═══ Provided records ═══
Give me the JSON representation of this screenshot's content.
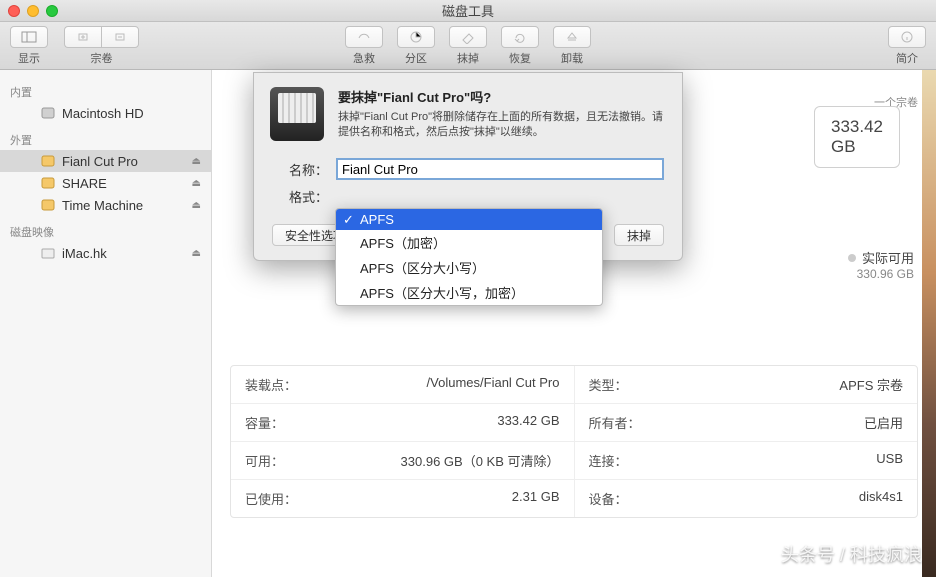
{
  "window": {
    "title": "磁盘工具"
  },
  "toolbar": {
    "left": {
      "view": "显示",
      "volume": "宗卷"
    },
    "center": [
      {
        "label": "急救"
      },
      {
        "label": "分区"
      },
      {
        "label": "抹掉"
      },
      {
        "label": "恢复"
      },
      {
        "label": "卸载"
      }
    ],
    "right": {
      "info": "简介"
    }
  },
  "sidebar": {
    "sections": [
      {
        "head": "内置",
        "items": [
          {
            "name": "Macintosh HD",
            "eject": false
          }
        ]
      },
      {
        "head": "外置",
        "items": [
          {
            "name": "Fianl Cut Pro",
            "eject": true,
            "selected": true
          },
          {
            "name": "SHARE",
            "eject": true
          },
          {
            "name": "Time Machine",
            "eject": true
          }
        ]
      },
      {
        "head": "磁盘映像",
        "items": [
          {
            "name": "iMac.hk",
            "eject": true
          }
        ]
      }
    ]
  },
  "summary": {
    "size": "333.42 GB",
    "sub": "一个宗卷",
    "actual_label": "实际可用",
    "actual_value": "330.96 GB"
  },
  "dialog": {
    "heading": "要抹掉\"Fianl Cut Pro\"吗?",
    "message": "抹掉\"Fianl Cut Pro\"将删除储存在上面的所有数据，且无法撤销。请提供名称和格式，然后点按\"抹掉\"以继续。",
    "name_label": "名称：",
    "name_value": "Fianl Cut Pro",
    "format_label": "格式：",
    "security_btn": "安全性选项",
    "erase_btn": "抹掉"
  },
  "dropdown": {
    "items": [
      {
        "label": "APFS",
        "selected": true
      },
      {
        "label": "APFS（加密）"
      },
      {
        "label": "APFS（区分大小写）"
      },
      {
        "label": "APFS（区分大小写，加密）"
      }
    ]
  },
  "details": {
    "rows": [
      {
        "k1": "装载点：",
        "v1": "/Volumes/Fianl Cut Pro",
        "k2": "类型：",
        "v2": "APFS 宗卷"
      },
      {
        "k1": "容量：",
        "v1": "333.42 GB",
        "k2": "所有者：",
        "v2": "已启用"
      },
      {
        "k1": "可用：",
        "v1": "330.96 GB（0 KB 可清除）",
        "k2": "连接：",
        "v2": "USB"
      },
      {
        "k1": "已使用：",
        "v1": "2.31 GB",
        "k2": "设备：",
        "v2": "disk4s1"
      }
    ]
  },
  "watermark": "头条号 / 科技疯浪"
}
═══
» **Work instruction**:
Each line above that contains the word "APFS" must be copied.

» **Task response**:
        "label": "APFS",
        "label": "APFS（加密）"
        "label": "APFS（区分大小写）"
        "label": "APFS（区分大小写，加密）"
        "v2": "APFS 宗卷"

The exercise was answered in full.